> _What the exercise asks_
When you restate the entries that follow, keep every word exactly and drop the pictures.

> _Provided material_
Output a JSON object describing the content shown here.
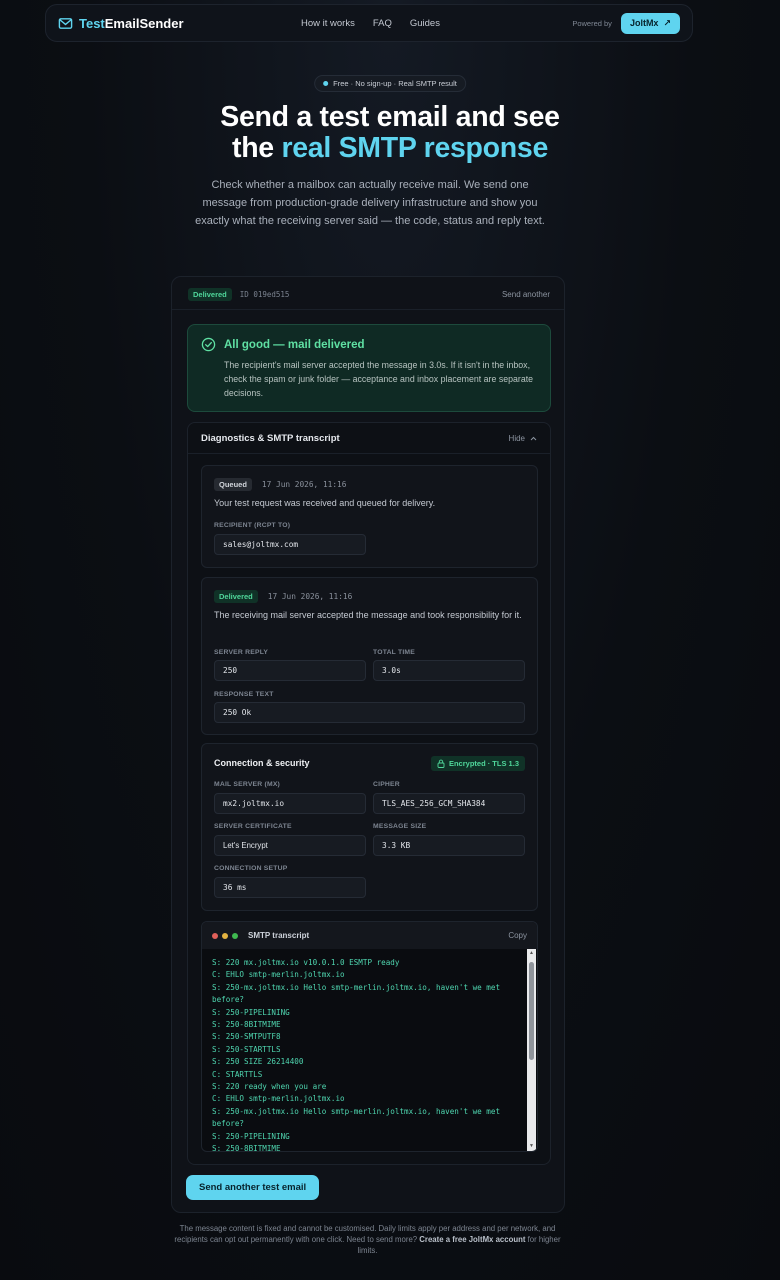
{
  "nav": {
    "logo_part1": "Test",
    "logo_part2": "EmailSender",
    "links": [
      "How it works",
      "FAQ",
      "Guides"
    ],
    "powered_by": "Powered by",
    "brand_button": "JoltMx",
    "brand_arrow": "↗"
  },
  "hero": {
    "pill": "Free · No sign-up · Real SMTP result",
    "title_line1": "Send a test email and see",
    "title_line2_plain": "the ",
    "title_line2_accent": "real SMTP response",
    "subtitle": "Check whether a mailbox can actually receive mail. We send one message from production-grade delivery infrastructure and show you exactly what the receiving server said — the code, status and reply text."
  },
  "result": {
    "status_badge": "Delivered",
    "id_text": "ID 019ed515",
    "send_another_link": "Send another",
    "success_title": "All good — mail delivered",
    "success_body": "The recipient's mail server accepted the message in 3.0s. If it isn't in the inbox, check the spam or junk folder — acceptance and inbox placement are separate decisions."
  },
  "diagnostics": {
    "title": "Diagnostics & SMTP transcript",
    "hide_label": "Hide",
    "queued": {
      "badge": "Queued",
      "time": "17 Jun 2026, 11:16",
      "text": "Your test request was received and queued for delivery.",
      "recipient_label": "RECIPIENT (RCPT TO)",
      "recipient_value": "sales@joltmx.com"
    },
    "delivered": {
      "badge": "Delivered",
      "time": "17 Jun 2026, 11:16",
      "text": "The receiving mail server accepted the message and took responsibility for it.",
      "server_reply_label": "SERVER REPLY",
      "server_reply_value": "250",
      "total_time_label": "TOTAL TIME",
      "total_time_value": "3.0s",
      "response_text_label": "RESPONSE TEXT",
      "response_text_value": "250 Ok"
    },
    "security": {
      "title": "Connection & security",
      "badge": "Encrypted · TLS 1.3",
      "mx_label": "MAIL SERVER (MX)",
      "mx_value": "mx2.joltmx.io",
      "cipher_label": "CIPHER",
      "cipher_value": "TLS_AES_256_GCM_SHA384",
      "cert_label": "SERVER CERTIFICATE",
      "cert_value": "Let's Encrypt",
      "size_label": "MESSAGE SIZE",
      "size_value": "3.3 KB",
      "setup_label": "CONNECTION SETUP",
      "setup_value": "36 ms"
    },
    "transcript": {
      "title": "SMTP transcript",
      "copy_label": "Copy",
      "dot_colors": [
        "#e0605a",
        "#e3b341",
        "#3fb950"
      ],
      "body": "S: 220 mx.joltmx.io v10.0.1.0 ESMTP ready\nC: EHLO smtp-merlin.joltmx.io\nS: 250-mx.joltmx.io Hello smtp-merlin.joltmx.io, haven't we met before?\nS: 250-PIPELINING\nS: 250-8BITMIME\nS: 250-SMTPUTF8\nS: 250-STARTTLS\nS: 250 SIZE 26214400\nC: STARTTLS\nS: 220 ready when you are\nC: EHLO smtp-merlin.joltmx.io\nS: 250-mx.joltmx.io Hello smtp-merlin.joltmx.io, haven't we met before?\nS: 250-PIPELINING\nS: 250-8BITMIME"
    }
  },
  "cta": {
    "label": "Send another test email"
  },
  "footer": {
    "text_before": "The message content is fixed and cannot be customised. Daily limits apply per address and per network, and recipients can opt out permanently with one click. Need to send more? ",
    "link": "Create a free JoltMx account",
    "text_after": " for higher limits."
  },
  "colors": {
    "accent": "#5fd4ef",
    "success": "#4fd69a",
    "background": "#0b0e13"
  }
}
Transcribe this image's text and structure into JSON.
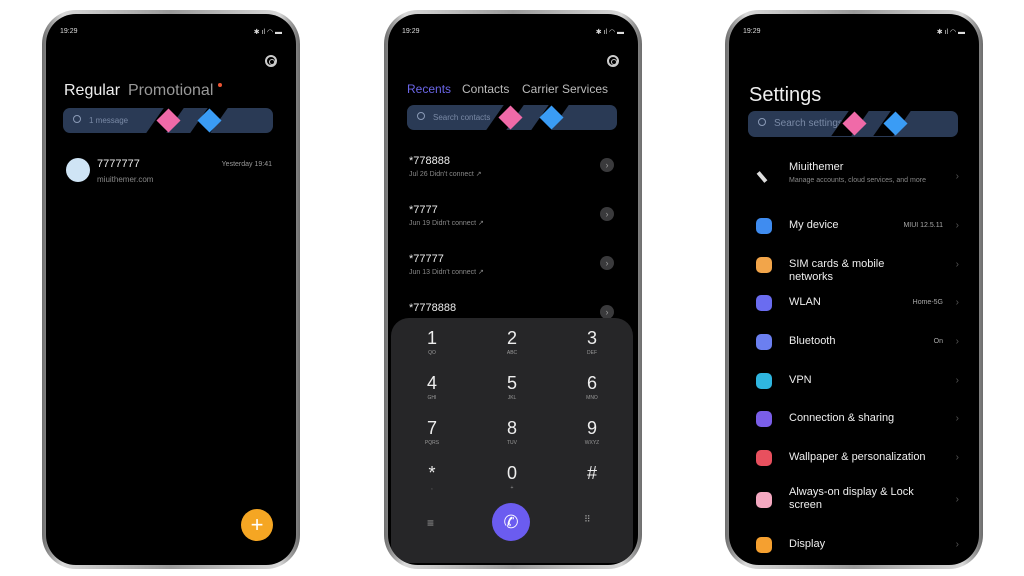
{
  "status": {
    "time": "19:29"
  },
  "messages": {
    "tabs": [
      {
        "label": "Regular",
        "active": true
      },
      {
        "label": "Promotional",
        "badge": true
      }
    ],
    "search_placeholder": "1 message",
    "conversations": [
      {
        "name": "7777777",
        "preview": "miuithemer.com",
        "time": "Yesterday 19:41"
      }
    ],
    "fab_icon": "plus-icon",
    "accent": "#f5a623"
  },
  "phone_app": {
    "tabs": [
      {
        "label": "Recents",
        "active": true
      },
      {
        "label": "Contacts"
      },
      {
        "label": "Carrier Services"
      }
    ],
    "search_placeholder": "Search contacts",
    "recents": [
      {
        "number": "*778888",
        "detail": "Jul 26 Didn't connect"
      },
      {
        "number": "*7777",
        "detail": "Jun 19 Didn't connect"
      },
      {
        "number": "*77777",
        "detail": "Jun 13 Didn't connect"
      },
      {
        "number": "*7778888",
        "detail": ""
      }
    ],
    "keys": [
      {
        "d": "1",
        "l": "QO"
      },
      {
        "d": "2",
        "l": "ABC"
      },
      {
        "d": "3",
        "l": "DEF"
      },
      {
        "d": "4",
        "l": "GHI"
      },
      {
        "d": "5",
        "l": "JKL"
      },
      {
        "d": "6",
        "l": "MNO"
      },
      {
        "d": "7",
        "l": "PQRS"
      },
      {
        "d": "8",
        "l": "TUV"
      },
      {
        "d": "9",
        "l": "WXYZ"
      },
      {
        "d": "*",
        "l": ","
      },
      {
        "d": "0",
        "l": "+"
      },
      {
        "d": "#",
        "l": ""
      }
    ],
    "accent": "#6b5cf0"
  },
  "settings": {
    "title": "Settings",
    "search_placeholder": "Search settings",
    "account": {
      "name": "Miuithemer",
      "subtitle": "Manage accounts, cloud services, and more"
    },
    "items": [
      {
        "label": "My device",
        "value": "MIUI 12.5.11",
        "icon": "phone-icon",
        "color": "#3f8cf0"
      },
      {
        "label": "SIM cards & mobile networks",
        "value": "",
        "icon": "sim-icon",
        "color": "#f2a54a"
      },
      {
        "label": "WLAN",
        "value": "Home-5G",
        "icon": "wifi-icon",
        "color": "#6a6cf0"
      },
      {
        "label": "Bluetooth",
        "value": "On",
        "icon": "bluetooth-icon",
        "color": "#6b7ff0"
      },
      {
        "label": "VPN",
        "value": "",
        "icon": "vpn-icon",
        "color": "#2fb6e0"
      },
      {
        "label": "Connection & sharing",
        "value": "",
        "icon": "connection-icon",
        "color": "#7a5ee8"
      },
      {
        "label": "Wallpaper & personalization",
        "value": "",
        "icon": "palette-icon",
        "color": "#e8505e"
      },
      {
        "label": "Always-on display & Lock screen",
        "value": "",
        "icon": "lock-icon",
        "color": "#f4a8c0"
      },
      {
        "label": "Display",
        "value": "",
        "icon": "display-icon",
        "color": "#f5a030"
      }
    ]
  },
  "colors": {
    "pink": "#f06aa8",
    "blue": "#3a9cf5",
    "searchbar": "#2a3a55"
  }
}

> _Answer space_
Output a JSON object describing the content shown here.
{
  "nav": {
    "logo_part1": "Test",
    "logo_part2": "EmailSender",
    "links": [
      "How it works",
      "FAQ",
      "Guides"
    ],
    "powered_by": "Powered by",
    "brand_button": "JoltMx",
    "brand_arrow": "↗"
  },
  "hero": {
    "pill": "Free · No sign-up · Real SMTP result",
    "title_line1": "Send a test email and see",
    "title_line2_plain": "the ",
    "title_line2_accent": "real SMTP response",
    "subtitle": "Check whether a mailbox can actually receive mail. We send one message from production-grade delivery infrastructure and show you exactly what the receiving server said — the code, status and reply text."
  },
  "result": {
    "status_badge": "Delivered",
    "id_text": "ID 019ed515",
    "send_another_link": "Send another",
    "success_title": "All good — mail delivered",
    "success_body": "The recipient's mail server accepted the message in 3.0s. If it isn't in the inbox, check the spam or junk folder — acceptance and inbox placement are separate decisions."
  },
  "diagnostics": {
    "title": "Diagnostics & SMTP transcript",
    "hide_label": "Hide",
    "queued": {
      "badge": "Queued",
      "time": "17 Jun 2026, 11:16",
      "text": "Your test request was received and queued for delivery.",
      "recipient_label": "RECIPIENT (RCPT TO)",
      "recipient_value": "sales@joltmx.com"
    },
    "delivered": {
      "badge": "Delivered",
      "time": "17 Jun 2026, 11:16",
      "text": "The receiving mail server accepted the message and took responsibility for it.",
      "server_reply_label": "SERVER REPLY",
      "server_reply_value": "250",
      "total_time_label": "TOTAL TIME",
      "total_time_value": "3.0s",
      "response_text_label": "RESPONSE TEXT",
      "response_text_value": "250 Ok"
    },
    "security": {
      "title": "Connection & security",
      "badge": "Encrypted · TLS 1.3",
      "mx_label": "MAIL SERVER (MX)",
      "mx_value": "mx2.joltmx.io",
      "cipher_label": "CIPHER",
      "cipher_value": "TLS_AES_256_GCM_SHA384",
      "cert_label": "SERVER CERTIFICATE",
      "cert_value": "Let's Encrypt",
      "size_label": "MESSAGE SIZE",
      "size_value": "3.3 KB",
      "setup_label": "CONNECTION SETUP",
      "setup_value": "36 ms"
    },
    "transcript": {
      "title": "SMTP transcript",
      "copy_label": "Copy",
      "dot_colors": [
        "#e0605a",
        "#e3b341",
        "#3fb950"
      ],
      "body": "S: 220 mx.joltmx.io v10.0.1.0 ESMTP ready\nC: EHLO smtp-merlin.joltmx.io\nS: 250-mx.joltmx.io Hello smtp-merlin.joltmx.io, haven't we met before?\nS: 250-PIPELINING\nS: 250-8BITMIME\nS: 250-SMTPUTF8\nS: 250-STARTTLS\nS: 250 SIZE 26214400\nC: STARTTLS\nS: 220 ready when you are\nC: EHLO smtp-merlin.joltmx.io\nS: 250-mx.joltmx.io Hello smtp-merlin.joltmx.io, haven't we met before?\nS: 250-PIPELINING\nS: 250-8BITMIME"
    }
  },
  "cta": {
    "label": "Send another test email"
  },
  "footer": {
    "text_before": "The message content is fixed and cannot be customised. Daily limits apply per address and per network, and recipients can opt out permanently with one click. Need to send more? ",
    "link": "Create a free JoltMx account",
    "text_after": " for higher limits."
  },
  "colors": {
    "accent": "#5fd4ef",
    "success": "#4fd69a",
    "background": "#0b0e13"
  }
}
Transcribe this image's text and structure into JSON.
{
  "status": {
    "time": "19:29"
  },
  "messages": {
    "tabs": [
      {
        "label": "Regular",
        "active": true
      },
      {
        "label": "Promotional",
        "badge": true
      }
    ],
    "search_placeholder": "1 message",
    "conversations": [
      {
        "name": "7777777",
        "preview": "miuithemer.com",
        "time": "Yesterday 19:41"
      }
    ],
    "fab_icon": "plus-icon",
    "accent": "#f5a623"
  },
  "phone_app": {
    "tabs": [
      {
        "label": "Recents",
        "active": true
      },
      {
        "label": "Contacts"
      },
      {
        "label": "Carrier Services"
      }
    ],
    "search_placeholder": "Search contacts",
    "recents": [
      {
        "number": "*778888",
        "detail": "Jul 26 Didn't connect"
      },
      {
        "number": "*7777",
        "detail": "Jun 19 Didn't connect"
      },
      {
        "number": "*77777",
        "detail": "Jun 13 Didn't connect"
      },
      {
        "number": "*7778888",
        "detail": ""
      }
    ],
    "keys": [
      {
        "d": "1",
        "l": "QO"
      },
      {
        "d": "2",
        "l": "ABC"
      },
      {
        "d": "3",
        "l": "DEF"
      },
      {
        "d": "4",
        "l": "GHI"
      },
      {
        "d": "5",
        "l": "JKL"
      },
      {
        "d": "6",
        "l": "MNO"
      },
      {
        "d": "7",
        "l": "PQRS"
      },
      {
        "d": "8",
        "l": "TUV"
      },
      {
        "d": "9",
        "l": "WXYZ"
      },
      {
        "d": "*",
        "l": ","
      },
      {
        "d": "0",
        "l": "+"
      },
      {
        "d": "#",
        "l": ""
      }
    ],
    "accent": "#6b5cf0"
  },
  "settings": {
    "title": "Settings",
    "search_placeholder": "Search settings",
    "account": {
      "name": "Miuithemer",
      "subtitle": "Manage accounts, cloud services, and more"
    },
    "items": [
      {
        "label": "My device",
        "value": "MIUI 12.5.11",
        "icon": "phone-icon",
        "color": "#3f8cf0"
      },
      {
        "label": "SIM cards & mobile networks",
        "value": "",
        "icon": "sim-icon",
        "color": "#f2a54a"
      },
      {
        "label": "WLAN",
        "value": "Home-5G",
        "icon": "wifi-icon",
        "color": "#6a6cf0"
      },
      {
        "label": "Bluetooth",
        "value": "On",
        "icon": "bluetooth-icon",
        "color": "#6b7ff0"
      },
      {
        "label": "VPN",
        "value": "",
        "icon": "vpn-icon",
        "color": "#2fb6e0"
      },
      {
        "label": "Connection & sharing",
        "value": "",
        "icon": "connection-icon",
        "color": "#7a5ee8"
      },
      {
        "label": "Wallpaper & personalization",
        "value": "",
        "icon": "palette-icon",
        "color": "#e8505e"
      },
      {
        "label": "Always-on display & Lock screen",
        "value": "",
        "icon": "lock-icon",
        "color": "#f4a8c0"
      },
      {
        "label": "Display",
        "value": "",
        "icon": "display-icon",
        "color": "#f5a030"
      }
    ]
  },
  "colors": {
    "pink": "#f06aa8",
    "blue": "#3a9cf5",
    "searchbar": "#2a3a55"
  }
}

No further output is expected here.